>>>
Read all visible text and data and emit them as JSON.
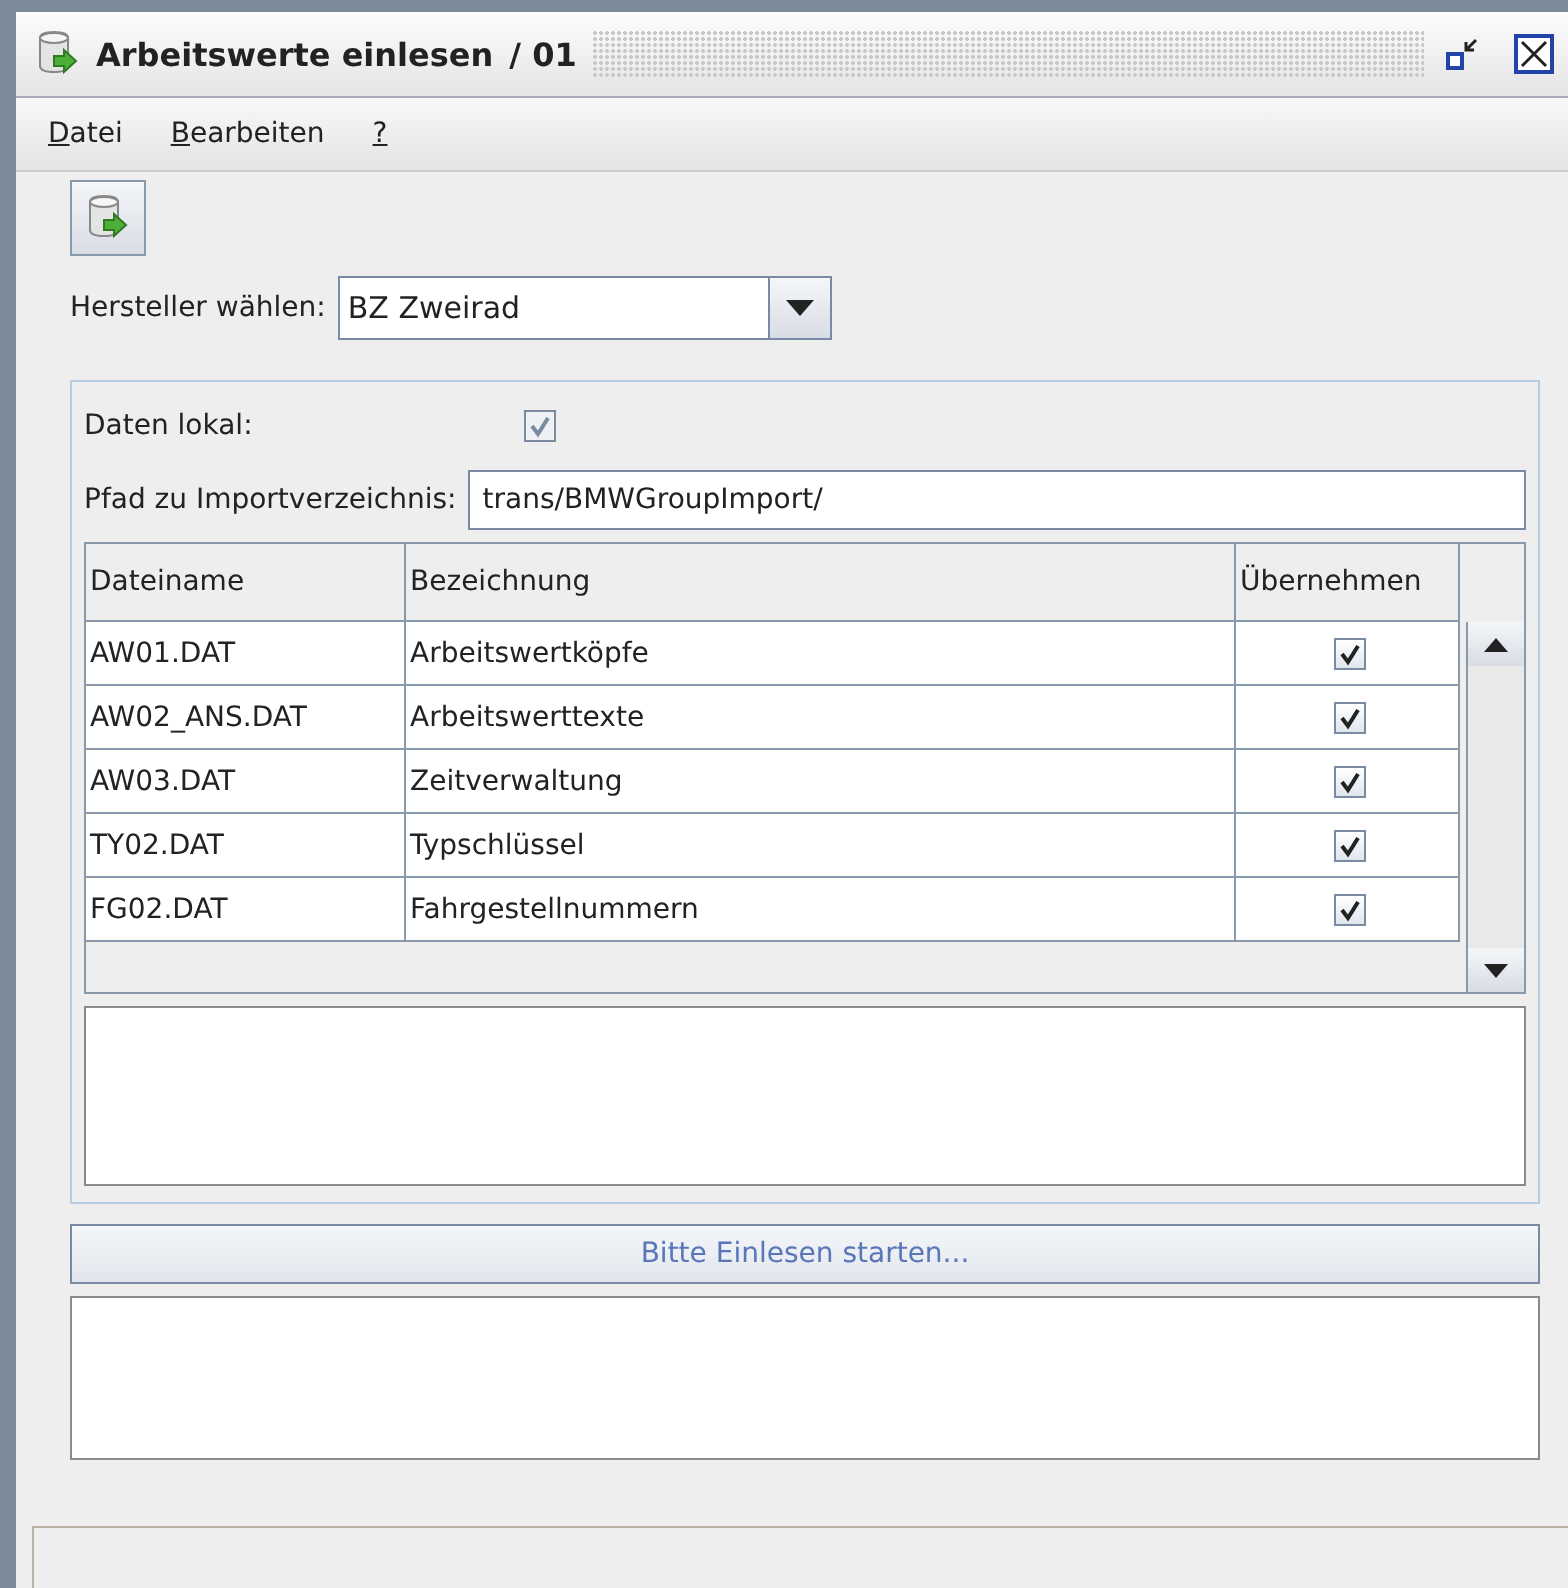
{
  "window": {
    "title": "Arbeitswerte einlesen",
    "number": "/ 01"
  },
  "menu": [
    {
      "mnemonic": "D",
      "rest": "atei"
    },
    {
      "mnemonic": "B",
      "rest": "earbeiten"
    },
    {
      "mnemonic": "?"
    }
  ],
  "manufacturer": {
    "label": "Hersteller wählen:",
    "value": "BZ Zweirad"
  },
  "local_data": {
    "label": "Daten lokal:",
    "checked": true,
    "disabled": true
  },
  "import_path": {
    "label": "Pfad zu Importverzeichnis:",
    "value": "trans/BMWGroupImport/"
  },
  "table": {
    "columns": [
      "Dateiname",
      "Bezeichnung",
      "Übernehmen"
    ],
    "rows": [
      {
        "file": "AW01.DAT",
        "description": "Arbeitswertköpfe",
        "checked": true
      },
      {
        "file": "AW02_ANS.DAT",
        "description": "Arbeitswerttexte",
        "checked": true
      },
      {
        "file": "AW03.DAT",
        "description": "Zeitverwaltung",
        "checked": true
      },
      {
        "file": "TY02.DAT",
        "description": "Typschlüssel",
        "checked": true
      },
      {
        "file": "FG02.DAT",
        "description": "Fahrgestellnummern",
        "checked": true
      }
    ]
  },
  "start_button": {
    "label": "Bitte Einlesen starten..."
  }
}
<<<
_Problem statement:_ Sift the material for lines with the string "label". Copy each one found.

_Result:_
    "label": "Hersteller wählen:",
    "label": "Daten lokal:",
    "label": "Pfad zu Importverzeichnis:",
    "label": "Bitte Einlesen starten..."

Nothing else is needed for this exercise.